__DATA RECORDS__:
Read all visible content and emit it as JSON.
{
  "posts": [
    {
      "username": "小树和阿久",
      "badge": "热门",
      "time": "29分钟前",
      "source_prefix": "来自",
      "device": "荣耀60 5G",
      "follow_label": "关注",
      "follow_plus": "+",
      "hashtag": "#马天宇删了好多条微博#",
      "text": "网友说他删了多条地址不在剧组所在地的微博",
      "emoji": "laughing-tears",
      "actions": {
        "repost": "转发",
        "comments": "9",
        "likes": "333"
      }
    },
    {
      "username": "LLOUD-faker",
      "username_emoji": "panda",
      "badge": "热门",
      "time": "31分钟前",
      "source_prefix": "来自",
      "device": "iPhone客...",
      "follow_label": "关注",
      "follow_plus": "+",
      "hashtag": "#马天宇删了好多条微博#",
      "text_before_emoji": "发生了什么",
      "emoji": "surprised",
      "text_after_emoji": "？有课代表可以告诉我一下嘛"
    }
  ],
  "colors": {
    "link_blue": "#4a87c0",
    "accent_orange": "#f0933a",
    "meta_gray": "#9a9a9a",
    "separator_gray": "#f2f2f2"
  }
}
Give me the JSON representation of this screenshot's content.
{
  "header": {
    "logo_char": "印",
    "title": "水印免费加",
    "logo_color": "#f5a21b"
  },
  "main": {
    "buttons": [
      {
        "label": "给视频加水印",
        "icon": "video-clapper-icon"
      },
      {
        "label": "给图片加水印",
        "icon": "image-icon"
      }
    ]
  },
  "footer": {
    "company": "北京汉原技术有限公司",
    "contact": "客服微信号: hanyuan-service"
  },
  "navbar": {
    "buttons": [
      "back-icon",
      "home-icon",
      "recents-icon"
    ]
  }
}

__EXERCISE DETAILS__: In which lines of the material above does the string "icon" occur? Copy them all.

__SOLUTION FOR THIS PROBLEM__:
        "icon": "video-clapper-icon"
        "icon": "image-icon"
      "back-icon",
      "home-icon",
      "recents-icon"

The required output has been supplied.